Task instructions
Filter the data for lines with the word "network" and copy those lines.

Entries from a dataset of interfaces
BEGIN
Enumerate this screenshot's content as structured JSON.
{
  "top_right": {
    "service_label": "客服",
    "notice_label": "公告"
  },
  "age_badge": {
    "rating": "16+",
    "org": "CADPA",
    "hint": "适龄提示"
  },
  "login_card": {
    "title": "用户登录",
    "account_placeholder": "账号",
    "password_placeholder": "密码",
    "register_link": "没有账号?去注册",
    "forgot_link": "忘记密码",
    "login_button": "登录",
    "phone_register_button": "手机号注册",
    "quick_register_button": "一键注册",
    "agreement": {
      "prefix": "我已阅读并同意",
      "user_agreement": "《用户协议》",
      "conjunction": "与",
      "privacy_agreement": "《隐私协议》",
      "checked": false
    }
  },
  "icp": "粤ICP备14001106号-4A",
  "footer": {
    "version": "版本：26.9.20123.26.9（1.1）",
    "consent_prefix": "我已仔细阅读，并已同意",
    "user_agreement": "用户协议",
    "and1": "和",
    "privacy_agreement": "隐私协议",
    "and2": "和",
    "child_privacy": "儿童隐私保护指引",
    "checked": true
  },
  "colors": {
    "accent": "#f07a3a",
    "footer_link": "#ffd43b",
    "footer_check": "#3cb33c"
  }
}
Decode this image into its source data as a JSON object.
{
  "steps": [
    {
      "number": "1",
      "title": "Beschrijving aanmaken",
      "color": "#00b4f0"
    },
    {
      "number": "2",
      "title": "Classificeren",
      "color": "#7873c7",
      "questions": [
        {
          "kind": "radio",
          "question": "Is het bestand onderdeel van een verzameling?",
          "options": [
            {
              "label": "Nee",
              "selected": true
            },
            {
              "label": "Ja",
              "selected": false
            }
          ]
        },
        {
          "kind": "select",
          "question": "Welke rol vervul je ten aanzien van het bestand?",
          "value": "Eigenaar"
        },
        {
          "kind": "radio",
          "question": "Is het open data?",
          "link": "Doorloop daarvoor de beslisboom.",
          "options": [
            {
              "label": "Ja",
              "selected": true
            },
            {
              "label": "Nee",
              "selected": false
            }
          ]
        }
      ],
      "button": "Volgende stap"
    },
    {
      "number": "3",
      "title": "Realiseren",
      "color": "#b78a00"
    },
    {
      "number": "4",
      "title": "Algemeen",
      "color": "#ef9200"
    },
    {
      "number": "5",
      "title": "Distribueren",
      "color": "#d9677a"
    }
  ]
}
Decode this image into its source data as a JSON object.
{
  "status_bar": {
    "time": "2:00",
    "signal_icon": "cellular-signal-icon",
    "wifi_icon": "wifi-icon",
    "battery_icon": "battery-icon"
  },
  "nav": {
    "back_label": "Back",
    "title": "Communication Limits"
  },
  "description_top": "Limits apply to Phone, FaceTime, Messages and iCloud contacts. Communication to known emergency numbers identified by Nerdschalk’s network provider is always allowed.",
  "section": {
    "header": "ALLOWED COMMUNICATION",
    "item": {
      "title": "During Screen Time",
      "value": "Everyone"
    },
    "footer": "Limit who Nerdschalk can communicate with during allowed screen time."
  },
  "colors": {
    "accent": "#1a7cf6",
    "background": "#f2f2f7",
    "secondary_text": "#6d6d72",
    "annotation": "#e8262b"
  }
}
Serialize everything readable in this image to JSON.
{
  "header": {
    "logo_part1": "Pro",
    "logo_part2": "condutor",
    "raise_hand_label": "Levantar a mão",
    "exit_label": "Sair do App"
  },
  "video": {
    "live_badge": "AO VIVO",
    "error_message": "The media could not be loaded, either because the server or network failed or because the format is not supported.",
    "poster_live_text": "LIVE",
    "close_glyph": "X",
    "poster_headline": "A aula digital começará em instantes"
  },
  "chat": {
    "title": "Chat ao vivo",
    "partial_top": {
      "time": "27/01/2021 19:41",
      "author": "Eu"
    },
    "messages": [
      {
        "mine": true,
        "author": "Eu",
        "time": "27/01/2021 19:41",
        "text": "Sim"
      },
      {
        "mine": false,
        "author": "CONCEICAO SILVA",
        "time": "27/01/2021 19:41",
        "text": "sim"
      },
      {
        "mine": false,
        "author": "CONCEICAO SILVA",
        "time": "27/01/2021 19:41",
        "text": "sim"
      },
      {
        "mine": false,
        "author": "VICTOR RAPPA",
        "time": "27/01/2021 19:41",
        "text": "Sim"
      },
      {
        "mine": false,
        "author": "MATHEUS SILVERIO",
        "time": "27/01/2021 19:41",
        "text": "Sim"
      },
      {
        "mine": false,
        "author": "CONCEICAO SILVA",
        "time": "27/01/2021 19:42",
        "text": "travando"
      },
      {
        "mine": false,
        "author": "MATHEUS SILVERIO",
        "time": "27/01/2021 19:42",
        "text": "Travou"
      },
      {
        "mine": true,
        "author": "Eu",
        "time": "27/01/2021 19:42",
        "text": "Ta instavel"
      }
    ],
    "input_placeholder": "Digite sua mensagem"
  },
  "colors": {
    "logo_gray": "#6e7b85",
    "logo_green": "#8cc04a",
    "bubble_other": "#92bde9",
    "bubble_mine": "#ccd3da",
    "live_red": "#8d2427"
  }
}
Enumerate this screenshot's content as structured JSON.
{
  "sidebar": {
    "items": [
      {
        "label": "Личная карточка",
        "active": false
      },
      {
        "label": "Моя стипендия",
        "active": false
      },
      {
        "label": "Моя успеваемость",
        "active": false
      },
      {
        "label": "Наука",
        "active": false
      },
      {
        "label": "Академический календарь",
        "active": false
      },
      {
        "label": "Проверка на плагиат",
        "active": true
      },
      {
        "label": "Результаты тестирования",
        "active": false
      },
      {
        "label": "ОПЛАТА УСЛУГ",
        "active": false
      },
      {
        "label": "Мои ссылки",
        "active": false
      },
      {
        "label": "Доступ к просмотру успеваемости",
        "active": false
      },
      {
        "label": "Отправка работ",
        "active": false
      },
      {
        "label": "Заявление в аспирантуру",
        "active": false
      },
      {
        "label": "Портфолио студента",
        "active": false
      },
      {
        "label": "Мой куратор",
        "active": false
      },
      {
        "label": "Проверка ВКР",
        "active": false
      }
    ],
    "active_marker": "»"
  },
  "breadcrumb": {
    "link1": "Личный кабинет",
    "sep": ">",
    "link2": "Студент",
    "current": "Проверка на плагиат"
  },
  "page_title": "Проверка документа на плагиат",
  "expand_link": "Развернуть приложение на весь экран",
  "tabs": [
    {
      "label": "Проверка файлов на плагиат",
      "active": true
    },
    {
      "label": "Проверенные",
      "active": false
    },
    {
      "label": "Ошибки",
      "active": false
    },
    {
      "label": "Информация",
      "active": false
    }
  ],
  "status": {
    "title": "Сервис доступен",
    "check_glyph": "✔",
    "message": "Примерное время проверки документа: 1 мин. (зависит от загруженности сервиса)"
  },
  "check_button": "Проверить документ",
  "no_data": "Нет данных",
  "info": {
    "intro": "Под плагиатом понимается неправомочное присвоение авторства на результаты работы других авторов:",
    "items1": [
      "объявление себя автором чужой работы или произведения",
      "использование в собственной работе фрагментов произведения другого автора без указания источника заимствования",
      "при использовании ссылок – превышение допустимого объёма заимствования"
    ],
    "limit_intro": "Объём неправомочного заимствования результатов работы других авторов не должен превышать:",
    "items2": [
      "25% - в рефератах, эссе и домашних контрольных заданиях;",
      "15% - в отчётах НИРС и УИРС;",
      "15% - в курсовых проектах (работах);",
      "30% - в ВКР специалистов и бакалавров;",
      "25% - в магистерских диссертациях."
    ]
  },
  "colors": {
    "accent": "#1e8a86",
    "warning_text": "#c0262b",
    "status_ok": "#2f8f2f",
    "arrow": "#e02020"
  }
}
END
Result for this exercise
  "description_top": "Limits apply to Phone, FaceTime, Messages and iCloud contacts. Communication to known emergency numbers identified by Nerdschalk’s network provider is always allowed.",
    "error_message": "The media could not be loaded, either because the server or network failed or because the format is not supported.",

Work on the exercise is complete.